Here we had a familiar feeling of deja vu, a lowly, plucky underdog fighting for their lives turning up at Old Trafford and failing to read the script. Ahead and with new found belief, Bournemouth had something to defend. The plan: setting up in a familiar low block and battening down the hatches in anticipation of a Red siege. For a club that have proved very definition of defying the odds - with the scalp of United already under their belts - it was exactly what they would have wanted. A year ago, even six months ago perhaps, a 0-1 deficit to rank, relegation battling outsiders - even with 75 minutes left - would have spelt catastrophe for a United side.
All too often, United have looked clueless when it comes to breaking down teams with eleven men behind the ball, sides camped in their own 18 yard box. Heads drop, minds become shrouded and antipathy grows as United feebly try to break the lines by painstakingly passing up blind alleys, taking pot shots from distance and playing at a snail's pace, passing two yards sideways and backwards with soporific and statuesque movement. Repeat ad nauseum.
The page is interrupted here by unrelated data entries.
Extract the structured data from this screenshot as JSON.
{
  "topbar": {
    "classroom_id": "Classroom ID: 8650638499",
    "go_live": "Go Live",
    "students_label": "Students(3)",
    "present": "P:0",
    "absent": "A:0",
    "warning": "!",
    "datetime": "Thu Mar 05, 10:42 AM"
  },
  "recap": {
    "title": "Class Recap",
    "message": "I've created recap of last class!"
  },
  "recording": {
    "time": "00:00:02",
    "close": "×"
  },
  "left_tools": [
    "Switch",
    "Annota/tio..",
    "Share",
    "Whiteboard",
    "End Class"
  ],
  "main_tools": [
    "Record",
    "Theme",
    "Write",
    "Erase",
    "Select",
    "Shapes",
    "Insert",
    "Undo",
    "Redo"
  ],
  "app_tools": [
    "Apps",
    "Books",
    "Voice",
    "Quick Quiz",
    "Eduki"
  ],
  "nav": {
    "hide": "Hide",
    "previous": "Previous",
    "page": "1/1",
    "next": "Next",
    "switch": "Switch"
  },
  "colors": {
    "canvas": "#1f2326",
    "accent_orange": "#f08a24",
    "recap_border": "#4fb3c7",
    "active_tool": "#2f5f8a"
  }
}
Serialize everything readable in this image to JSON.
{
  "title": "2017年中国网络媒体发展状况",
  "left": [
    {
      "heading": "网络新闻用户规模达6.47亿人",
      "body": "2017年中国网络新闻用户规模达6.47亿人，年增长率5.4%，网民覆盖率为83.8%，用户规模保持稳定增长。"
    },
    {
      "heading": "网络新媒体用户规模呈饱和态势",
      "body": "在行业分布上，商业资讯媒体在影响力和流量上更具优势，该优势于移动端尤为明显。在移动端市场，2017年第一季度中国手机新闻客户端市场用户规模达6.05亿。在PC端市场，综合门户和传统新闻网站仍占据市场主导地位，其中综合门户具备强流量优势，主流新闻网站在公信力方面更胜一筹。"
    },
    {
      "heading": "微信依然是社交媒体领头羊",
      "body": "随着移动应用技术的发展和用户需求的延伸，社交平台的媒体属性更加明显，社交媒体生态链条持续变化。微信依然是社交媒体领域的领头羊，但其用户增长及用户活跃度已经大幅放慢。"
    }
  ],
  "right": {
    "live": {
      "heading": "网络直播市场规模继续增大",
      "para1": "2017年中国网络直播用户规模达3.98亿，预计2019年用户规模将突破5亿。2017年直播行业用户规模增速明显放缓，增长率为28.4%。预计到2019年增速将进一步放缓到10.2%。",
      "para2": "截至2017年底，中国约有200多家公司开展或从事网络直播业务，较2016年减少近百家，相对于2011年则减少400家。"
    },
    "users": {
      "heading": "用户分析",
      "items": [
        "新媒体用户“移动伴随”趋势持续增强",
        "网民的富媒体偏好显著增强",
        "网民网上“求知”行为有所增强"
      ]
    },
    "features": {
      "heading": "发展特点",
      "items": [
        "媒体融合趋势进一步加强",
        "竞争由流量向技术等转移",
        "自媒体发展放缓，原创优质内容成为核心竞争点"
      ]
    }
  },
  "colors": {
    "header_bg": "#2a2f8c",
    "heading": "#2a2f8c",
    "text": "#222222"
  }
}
It has been our Achilles heel.
Yet not this time, not for this reborn, revitalised, Manchester United 2.0. It never even entered my head that we'd fail in this recovery mission. Instead of falling into a slumber, the beast was merely reawakened as United rose to the challenge rather than wilting in its face. Where before there may have been anxiety, panic and dread, there was only a renewed sense of confidence and belief. Two words flashed through my head as Stanislas slotted beyond David de Gea. Bury them. Isn't it great that we're going into matches feeling like this, even when things do not go to plan and the applecart is threatened with an upset.
Watching the game with my United supporting mate, I half jokingly said we'd be 2-1 ahead by half-time. I was wrong. We were 3-1 up by then. It took only 14 minutes to reach parity, then another six minutes to turn water into wine. Mason Greenwood and Marcus Rashford restored normal service before Anthony Martial's stunner turned the tables further and seemingly did, indeed, bury them.
Josh King had other ideas and again asked the question of this United team. Would we cave in, would we go under and would heads drop? The former Reds man made it 3-2 with a penalty to push the Cherries back to within touching distance. The kill-them-off mantra reapplied. Given our reaction to Bournemouth's opening goal, it shouldn't have surprised anyone that United set about their task immediately. Arnaut Danjama could have further tested resolve had he not been offside, but the close call was swotted away and failed to shrink United's violets, motivate them to close ranks, shut down the game and allow the increasingly confident Cherries a route back in. That's what the moribund sides of Messrs Mourinho and van Gaal may have done.
Rather, it drove the Reds to step up again. There was only another six minutes before Greenwood's second strike, this time with his 'weaker' right foot, restoring the two-goal advantage. Like Perrie Edwards and Keira Knightley, that beauty was soon followed by another, Bruno's free-kick bringing up United's five goal haul for the first time in the league since Solskjaer's managerial debut.
There was still no let up as the Red Arrows continued to soar forward, painting pretty patterns, constantly changing formations and cutting a swathe through Bournemouth's increasingly soft and increasingly shapeless centre.
We could have ended up winning 6 or 7-2 such was our eventual superiority, but the point is United are no longer hermit crabs, no longer the cannon fodder that we were under Mourinho and van Gaal. This side don't go into their shells after taking a lead. There's no fear, no nervousness in the manner the Dutchman and the Portuguese's conditioning evoked. Now, United are red hot, rampaging and like the bull in the proverbial china shop.